Source data:
※ ※ ※

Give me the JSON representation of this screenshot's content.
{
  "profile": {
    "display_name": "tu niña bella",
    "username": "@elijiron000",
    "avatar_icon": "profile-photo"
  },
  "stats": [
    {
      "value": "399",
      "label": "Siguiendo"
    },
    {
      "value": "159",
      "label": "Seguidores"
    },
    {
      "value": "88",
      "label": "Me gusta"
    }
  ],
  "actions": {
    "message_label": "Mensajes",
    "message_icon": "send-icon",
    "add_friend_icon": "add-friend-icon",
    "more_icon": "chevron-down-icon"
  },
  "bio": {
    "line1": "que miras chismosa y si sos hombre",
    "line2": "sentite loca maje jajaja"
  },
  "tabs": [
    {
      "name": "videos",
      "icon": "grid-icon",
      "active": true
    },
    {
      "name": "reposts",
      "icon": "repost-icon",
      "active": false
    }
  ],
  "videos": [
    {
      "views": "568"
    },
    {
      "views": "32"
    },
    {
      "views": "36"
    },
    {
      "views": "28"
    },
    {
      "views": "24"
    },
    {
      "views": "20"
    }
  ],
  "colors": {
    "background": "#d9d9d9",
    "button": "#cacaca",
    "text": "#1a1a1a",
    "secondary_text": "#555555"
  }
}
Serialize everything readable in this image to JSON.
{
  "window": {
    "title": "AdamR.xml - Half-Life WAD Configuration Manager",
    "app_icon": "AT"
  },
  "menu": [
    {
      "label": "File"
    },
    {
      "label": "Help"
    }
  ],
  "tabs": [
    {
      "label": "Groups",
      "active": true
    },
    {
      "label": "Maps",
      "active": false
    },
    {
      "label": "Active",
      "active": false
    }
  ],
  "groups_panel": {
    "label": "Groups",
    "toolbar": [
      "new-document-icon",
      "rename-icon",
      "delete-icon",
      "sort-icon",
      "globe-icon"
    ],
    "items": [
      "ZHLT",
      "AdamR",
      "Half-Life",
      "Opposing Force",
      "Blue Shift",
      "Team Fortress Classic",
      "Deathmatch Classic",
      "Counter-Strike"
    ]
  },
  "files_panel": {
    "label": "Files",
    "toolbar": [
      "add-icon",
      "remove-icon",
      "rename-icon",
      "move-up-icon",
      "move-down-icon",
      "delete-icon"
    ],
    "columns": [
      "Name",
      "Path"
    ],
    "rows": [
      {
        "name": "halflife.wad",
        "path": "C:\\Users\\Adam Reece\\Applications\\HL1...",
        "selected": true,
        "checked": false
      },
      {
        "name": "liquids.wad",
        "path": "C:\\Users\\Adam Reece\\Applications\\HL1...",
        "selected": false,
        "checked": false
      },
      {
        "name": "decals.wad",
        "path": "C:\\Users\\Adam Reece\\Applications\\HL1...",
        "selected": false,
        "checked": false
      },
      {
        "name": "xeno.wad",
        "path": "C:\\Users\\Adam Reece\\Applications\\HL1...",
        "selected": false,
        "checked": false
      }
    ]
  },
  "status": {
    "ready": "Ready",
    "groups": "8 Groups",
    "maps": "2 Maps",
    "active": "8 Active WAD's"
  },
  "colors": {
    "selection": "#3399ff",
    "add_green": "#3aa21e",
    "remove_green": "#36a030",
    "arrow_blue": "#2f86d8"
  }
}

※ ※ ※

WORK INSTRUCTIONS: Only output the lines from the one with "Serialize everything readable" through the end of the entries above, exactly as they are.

RESULT OF THE EXERCISE:
Serialize everything readable in this image to JSON.
{
  "window": {
    "title": "AdamR.xml - Half-Life WAD Configuration Manager",
    "app_icon": "AT"
  },
  "menu": [
    {
      "label": "File"
    },
    {
      "label": "Help"
    }
  ],
  "tabs": [
    {
      "label": "Groups",
      "active": true
    },
    {
      "label": "Maps",
      "active": false
    },
    {
      "label": "Active",
      "active": false
    }
  ],
  "groups_panel": {
    "label": "Groups",
    "toolbar": [
      "new-document-icon",
      "rename-icon",
      "delete-icon",
      "sort-icon",
      "globe-icon"
    ],
    "items": [
      "ZHLT",
      "AdamR",
      "Half-Life",
      "Opposing Force",
      "Blue Shift",
      "Team Fortress Classic",
      "Deathmatch Classic",
      "Counter-Strike"
    ]
  },
  "files_panel": {
    "label": "Files",
    "toolbar": [
      "add-icon",
      "remove-icon",
      "rename-icon",
      "move-up-icon",
      "move-down-icon",
      "delete-icon"
    ],
    "columns": [
      "Name",
      "Path"
    ],
    "rows": [
      {
        "name": "halflife.wad",
        "path": "C:\\Users\\Adam Reece\\Applications\\HL1...",
        "selected": true,
        "checked": false
      },
      {
        "name": "liquids.wad",
        "path": "C:\\Users\\Adam Reece\\Applications\\HL1...",
        "selected": false,
        "checked": false
      },
      {
        "name": "decals.wad",
        "path": "C:\\Users\\Adam Reece\\Applications\\HL1...",
        "selected": false,
        "checked": false
      },
      {
        "name": "xeno.wad",
        "path": "C:\\Users\\Adam Reece\\Applications\\HL1...",
        "selected": false,
        "checked": false
      }
    ]
  },
  "status": {
    "ready": "Ready",
    "groups": "8 Groups",
    "maps": "2 Maps",
    "active": "8 Active WAD's"
  },
  "colors": {
    "selection": "#3399ff",
    "add_green": "#3aa21e",
    "remove_green": "#36a030",
    "arrow_blue": "#2f86d8"
  }
}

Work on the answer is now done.